Lewis and Clark would be forced to deal with many medical problems on their expedition. While the training that Lewis received from Dr. Rush was evident in his use of blood letting and purgatives, we can also see the influence of his mother’s herbal arts, and his military discipline and training. The Corps of Discovery would travel over 8,000 miles from 1804 to 1806, and only suffered one death. Sgt. Charles Floyd would become ill on August 19th (1804). Clark noted that “Serjeant Floyd is taken verry bad all at once with a Biliose Chorlick we attempt to relieve him without success yet.” Floyd grew worse over night and was dead within days. Most historians and Dr. Peck agree that Floyd was probably suffering from appendicitis, which would have proved fatal even had he been attended by Dr. Rush himself. It is amazing that the Corps which consisted of 33 men (and Sacagawea) was able to travel so far, with so few fatalities. But, as Dr. E. G. Chuinard stated in his book Only One Man Died, “the generally non –scientific basis of medical practice at the time permitted . . . [Lewis and Clark] . . . to care for their men as well as a graduate physician of the day might have done.” Throughout the journals, the men of the expedition exhibit only confidence in their captains. Even in the case of Sgt. Floyd’s death there is no hint of criticism. Patrick Gass wrote, “Floyd died, notwithstanding every possible effort [that] was made by the commanding officers, and other persons, to save his life.”

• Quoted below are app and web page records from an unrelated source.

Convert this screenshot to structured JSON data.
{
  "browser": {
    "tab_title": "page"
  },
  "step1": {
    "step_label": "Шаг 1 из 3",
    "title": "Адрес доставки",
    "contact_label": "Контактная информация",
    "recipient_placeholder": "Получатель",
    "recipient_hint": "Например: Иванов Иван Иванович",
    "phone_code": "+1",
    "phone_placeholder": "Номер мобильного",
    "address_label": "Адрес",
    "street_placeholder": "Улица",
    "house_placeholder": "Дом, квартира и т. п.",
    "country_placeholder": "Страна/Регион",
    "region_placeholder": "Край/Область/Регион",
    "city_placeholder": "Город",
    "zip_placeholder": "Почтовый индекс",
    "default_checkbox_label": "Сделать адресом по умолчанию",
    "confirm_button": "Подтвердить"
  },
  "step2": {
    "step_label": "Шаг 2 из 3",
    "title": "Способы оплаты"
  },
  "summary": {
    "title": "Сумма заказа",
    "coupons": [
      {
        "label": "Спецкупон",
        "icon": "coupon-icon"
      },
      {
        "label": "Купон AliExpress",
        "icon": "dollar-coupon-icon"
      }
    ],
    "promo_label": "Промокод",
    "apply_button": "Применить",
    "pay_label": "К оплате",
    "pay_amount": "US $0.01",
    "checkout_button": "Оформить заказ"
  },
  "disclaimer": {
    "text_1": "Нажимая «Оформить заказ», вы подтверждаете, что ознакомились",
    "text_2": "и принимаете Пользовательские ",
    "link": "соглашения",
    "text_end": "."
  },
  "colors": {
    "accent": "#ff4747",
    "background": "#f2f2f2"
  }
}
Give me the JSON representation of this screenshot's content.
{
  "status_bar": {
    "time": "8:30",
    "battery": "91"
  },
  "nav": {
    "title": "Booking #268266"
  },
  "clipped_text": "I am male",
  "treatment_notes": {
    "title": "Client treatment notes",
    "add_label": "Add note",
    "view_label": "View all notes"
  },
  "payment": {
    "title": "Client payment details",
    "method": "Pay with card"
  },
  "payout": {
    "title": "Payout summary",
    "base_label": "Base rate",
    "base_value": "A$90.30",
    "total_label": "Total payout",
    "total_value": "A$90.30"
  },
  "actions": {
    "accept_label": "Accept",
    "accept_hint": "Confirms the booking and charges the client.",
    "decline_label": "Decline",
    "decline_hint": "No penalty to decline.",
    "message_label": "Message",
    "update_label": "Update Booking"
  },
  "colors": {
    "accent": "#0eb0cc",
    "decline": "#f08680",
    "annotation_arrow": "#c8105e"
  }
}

Though many of the treatments used by Lewis and Clark offered little potential for real healing, and may have done more harm than good, the men would have received nothing better in a 19th century hospital. Medical technology simply had not reached a professional state by 1804. Doctors, like Benjamin Rush followed inaccurate theories, guessed at the cause of disease, and used treatments that were as likely to kill as to heal. As physicians, Lewis and Clark both performed admirably. They showed care and concern for the men under their command and even for the Indians they met. They used all the information available to them at the time to keep the Corps safe and healthy. The “practical skills” of most doctors of the day were not much better than those “possessed by Meriwether Lewis”, and “as an amateur, Lewis was probably more conservative in his treatments than a trained physician, whose unfounded confidence in his medical abilities would likely have made him more aggressive.” Lewis and Clarks’ conservative treatments probably helped to insure the health of their party. The expedition they led was an absolute success. The captains not only opened the west, they brought every man but one home with them, safe and sound!